In her testimony, Ms. Eisenhower quotes American Gathering vice president Menachem Rosensaft that “I grew up revering first General then President Eisenhower as the commander of the liberating armies that enabled my parents to live.”

by Susan Eisenhower
The following testimony was given by Susan Eisenhower before a congressional Subcommittee.

Mr. Chairman, Distinguished Members:
I would like to thank you, on behalf of the Eisenhower family, for convening this hearing on the Dwight D. Eisenhower Memorial. Such hearings play a vital role in the memorialization process, and we thank you for your leadership in addressing the public interest.
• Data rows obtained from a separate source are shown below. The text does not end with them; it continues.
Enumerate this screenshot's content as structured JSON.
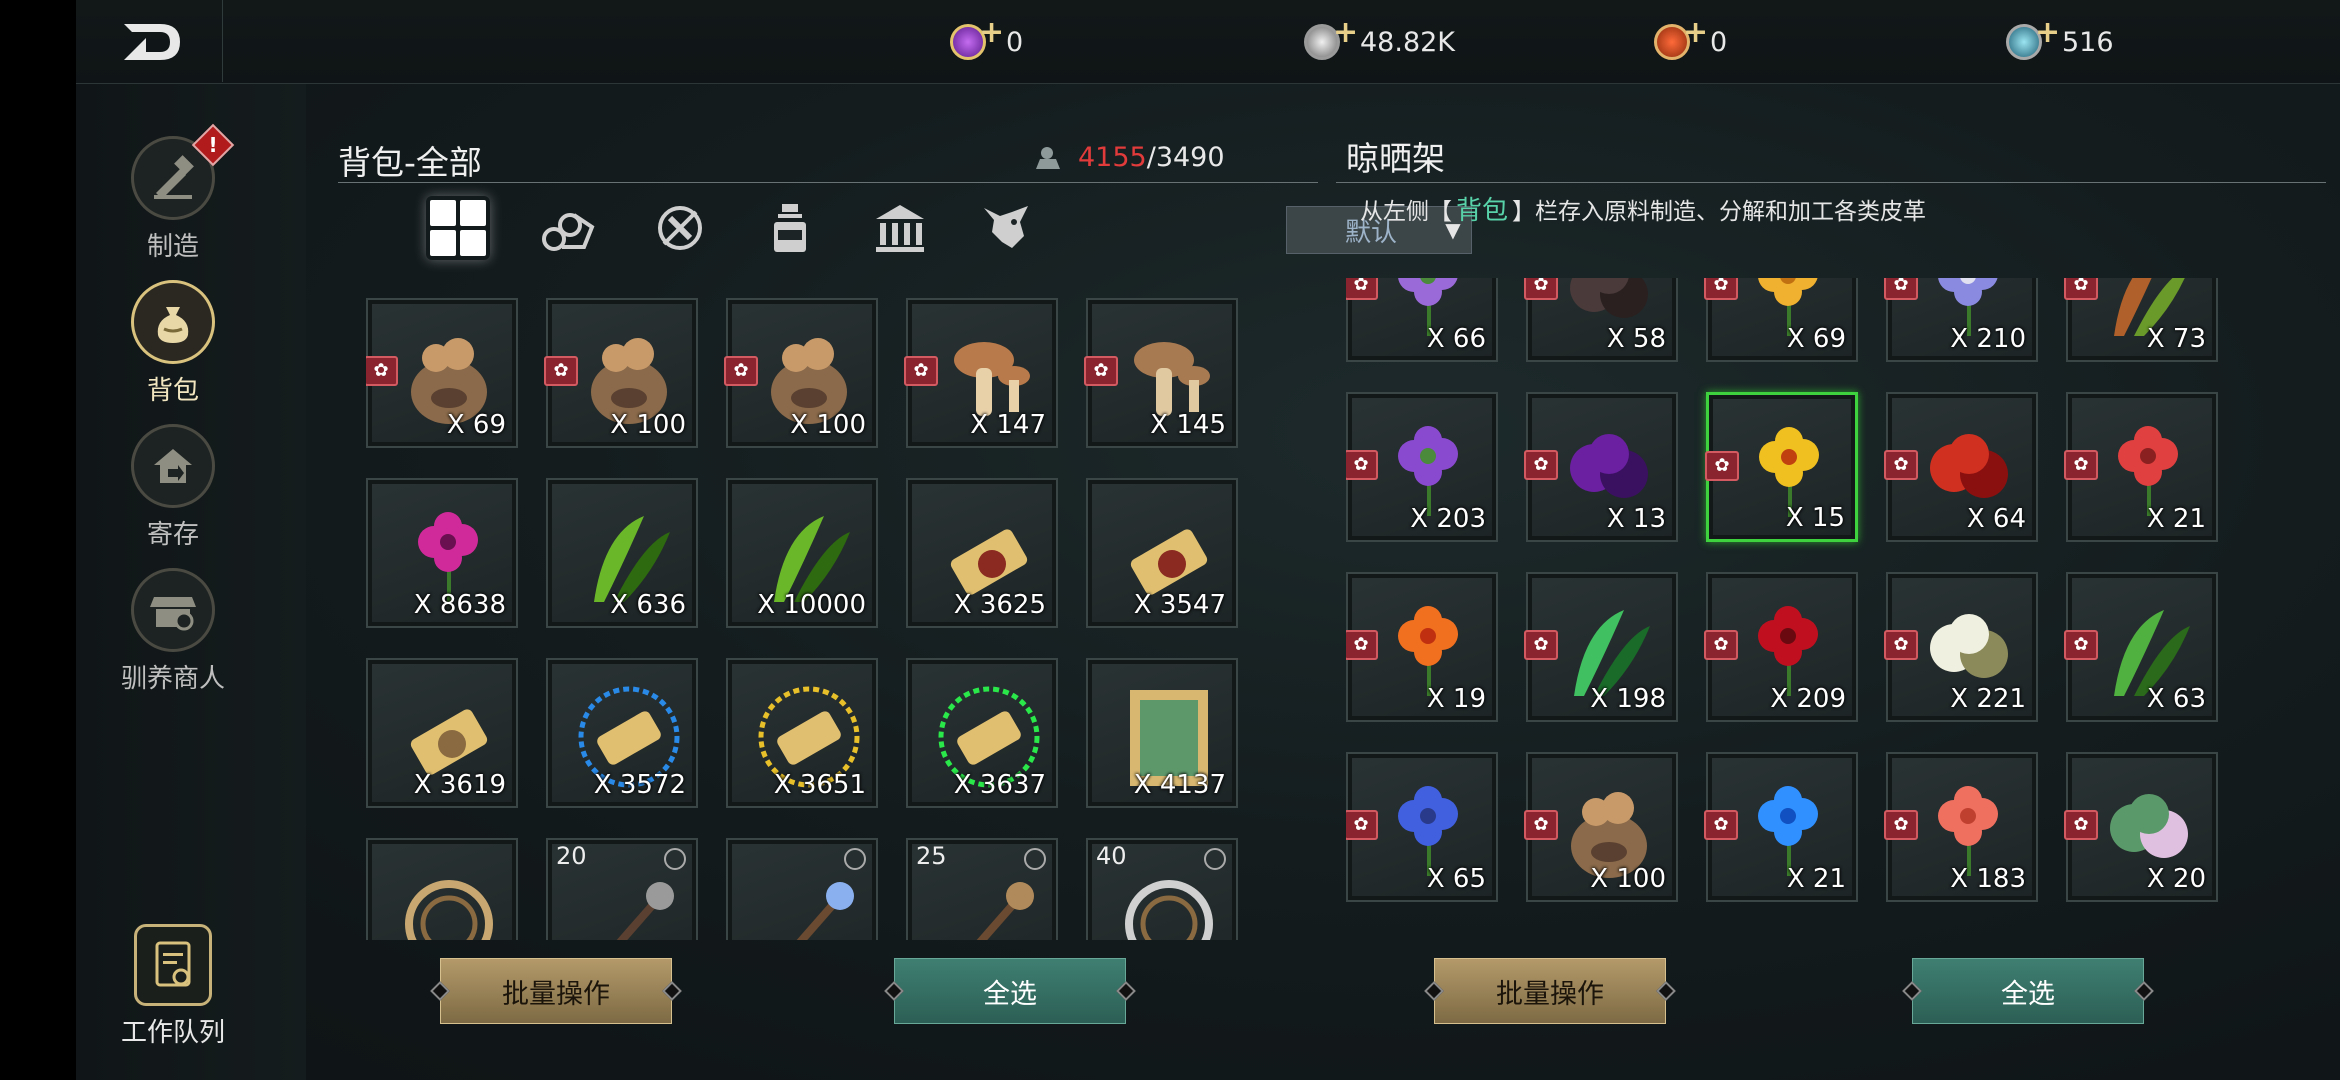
{
  "topbar": {
    "back_icon": "back-arrow-icon",
    "currencies": [
      {
        "icon": "purple-gem-icon",
        "color": "#9b3fd6",
        "value": "0"
      },
      {
        "icon": "silver-coin-icon",
        "color": "#c7c7c7",
        "value": "48.82K"
      },
      {
        "icon": "orange-coin-icon",
        "color": "#e08a2a",
        "value": "0"
      },
      {
        "icon": "teal-gem-icon",
        "color": "#4fb7c9",
        "value": "516"
      }
    ]
  },
  "sidebar": {
    "items": [
      {
        "label": "制造",
        "icon": "crafting-hammer-icon",
        "alert": "!"
      },
      {
        "label": "背包",
        "icon": "bag-icon"
      },
      {
        "label": "寄存",
        "icon": "storage-house-icon"
      },
      {
        "label": "驯养商人",
        "icon": "merchant-shop-icon"
      }
    ],
    "queue_label": "工作队列",
    "queue_icon": "work-queue-icon"
  },
  "backpack": {
    "title": "背包-全部",
    "capacity_used": "4155",
    "capacity_sep": "/",
    "capacity_max": "3490",
    "capacity_icon": "weight-icon",
    "tabs": [
      {
        "icon": "all-grid-icon"
      },
      {
        "icon": "wood-logs-icon"
      },
      {
        "icon": "no-weapon-icon"
      },
      {
        "icon": "potion-bottle-icon"
      },
      {
        "icon": "bank-building-icon"
      },
      {
        "icon": "pet-creature-icon"
      }
    ],
    "sort_label": "默认",
    "sort_arrow": "▼",
    "items": [
      {
        "qty": "X 69",
        "icon": "mushroom-sack-icon",
        "lvl": "",
        "gear": true
      },
      {
        "qty": "X 100",
        "icon": "mushroom-sack-icon",
        "lvl": "",
        "gear": true
      },
      {
        "qty": "X 100",
        "icon": "mushroom-sack-icon",
        "lvl": "",
        "gear": true
      },
      {
        "qty": "X 147",
        "icon": "mushroom-icon",
        "lvl": "",
        "gear": true
      },
      {
        "qty": "X 145",
        "icon": "mushroom-cluster-icon",
        "lvl": "",
        "gear": true
      },
      {
        "qty": "X 8638",
        "icon": "orchid-icon",
        "lvl": "",
        "gear": false
      },
      {
        "qty": "X 636",
        "icon": "grass-icon",
        "lvl": "",
        "gear": false
      },
      {
        "qty": "X 10000",
        "icon": "grass-icon",
        "lvl": "",
        "gear": false
      },
      {
        "qty": "X 3625",
        "icon": "scroll-seal-icon",
        "lvl": "",
        "gear": false
      },
      {
        "qty": "X 3547",
        "icon": "scroll-seal-icon",
        "lvl": "",
        "gear": false
      },
      {
        "qty": "X 3619",
        "icon": "scroll-icon",
        "lvl": "",
        "gear": false
      },
      {
        "qty": "X 3572",
        "icon": "blue-rune-scroll-icon",
        "lvl": "",
        "gear": false
      },
      {
        "qty": "X 3651",
        "icon": "gold-rune-scroll-icon",
        "lvl": "",
        "gear": false
      },
      {
        "qty": "X 3637",
        "icon": "green-rune-scroll-icon",
        "lvl": "",
        "gear": false
      },
      {
        "qty": "X 4137",
        "icon": "ancient-map-icon",
        "lvl": "",
        "gear": false
      },
      {
        "qty": "",
        "icon": "rope-coil-icon",
        "lvl": "",
        "gear": false
      },
      {
        "qty": "",
        "icon": "spiked-mace-icon",
        "lvl": "20",
        "gear": false,
        "link": true
      },
      {
        "qty": "",
        "icon": "crystal-staff-icon",
        "lvl": "",
        "gear": false,
        "link": true
      },
      {
        "qty": "",
        "icon": "spear-icon",
        "lvl": "25",
        "gear": false,
        "link": true
      },
      {
        "qty": "",
        "icon": "web-bow-icon",
        "lvl": "40",
        "gear": false,
        "link": true
      }
    ],
    "batch_button": "批量操作",
    "select_all_button": "全选"
  },
  "rack": {
    "title": "晾晒架",
    "hint_prefix": "从左侧【",
    "hint_keyword": "背包",
    "hint_suffix": "】栏存入原料制造、分解和加工各类皮革",
    "items": [
      {
        "qty": "X 66",
        "icon": "lavender-icon"
      },
      {
        "qty": "X 58",
        "icon": "truffle-icon"
      },
      {
        "qty": "X 69",
        "icon": "yellow-flower-icon"
      },
      {
        "qty": "X 210",
        "icon": "iris-icon"
      },
      {
        "qty": "X 73",
        "icon": "cattail-icon"
      },
      {
        "qty": "X 203",
        "icon": "lilac-icon"
      },
      {
        "qty": "X 13",
        "icon": "purple-berries-icon"
      },
      {
        "qty": "X 15",
        "icon": "yellow-bell-flower-icon",
        "selected": true
      },
      {
        "qty": "X 64",
        "icon": "red-moss-ball-icon"
      },
      {
        "qty": "X 21",
        "icon": "red-coral-flower-icon"
      },
      {
        "qty": "X 19",
        "icon": "orange-lily-icon"
      },
      {
        "qty": "X 198",
        "icon": "mint-leaf-icon"
      },
      {
        "qty": "X 209",
        "icon": "red-peony-icon"
      },
      {
        "qty": "X 221",
        "icon": "dandelion-icon"
      },
      {
        "qty": "X 63",
        "icon": "parsley-icon"
      },
      {
        "qty": "X 65",
        "icon": "cornflower-icon"
      },
      {
        "qty": "X 100",
        "icon": "mushroom-sack-icon"
      },
      {
        "qty": "X 21",
        "icon": "blue-glow-flower-icon"
      },
      {
        "qty": "X 183",
        "icon": "coral-flower-icon"
      },
      {
        "qty": "X 20",
        "icon": "cactus-flower-icon"
      }
    ],
    "batch_button": "批量操作",
    "select_all_button": "全选"
  },
  "colors": {
    "accent_red": "#e23b3b",
    "accent_teal": "#58d2a8",
    "selection_green": "#3fd23f"
  }
}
Let me say that my family is most grateful to the Eisenhower Memorial Commission, the General Services Administration and the National Park Service—as well as Mr. Frank Gehry, for the efforts they have made in bringing the memorial to this stage.
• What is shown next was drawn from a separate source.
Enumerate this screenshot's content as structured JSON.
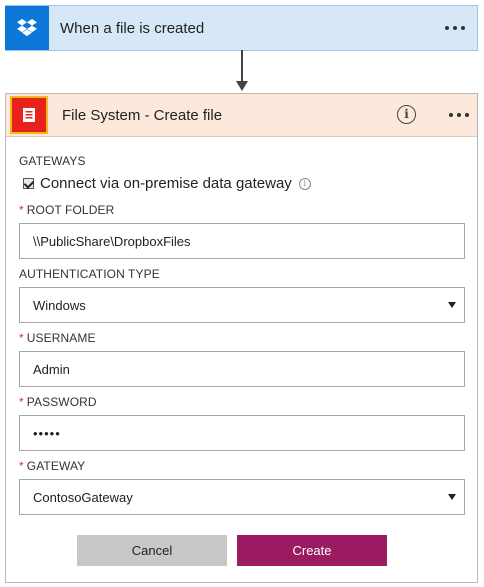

Mr. Chairman, on June 12, 1945, Dwight Eisenhower stood on the balcony of London’s Guildhall, where he was to receive the Freedom of the City of London. Europe lay in ruins. More than 15 million people in the Western part of continent had perished, not counting the 25 million Soviets who died on the Eastern Front. Eisenhower, who had victoriously commanded the largest military operation in the history of warfare, stood before millions of cheering Londoners. He spoke of the war and the collective effort to defeat Nazism.  Without notes, Eisenhower began his speech. “Humility,” he said, “must always be the portion of any man who receives acclaim earned in the blood of his followers and the sacrifices of his friends.”
These simple words, crafted without the help of a speech writer, offer a guide for capturing the essence of World War II’s Supreme Commander of Allied Expeditionary Forces, Europe and later our nation’s two-term president.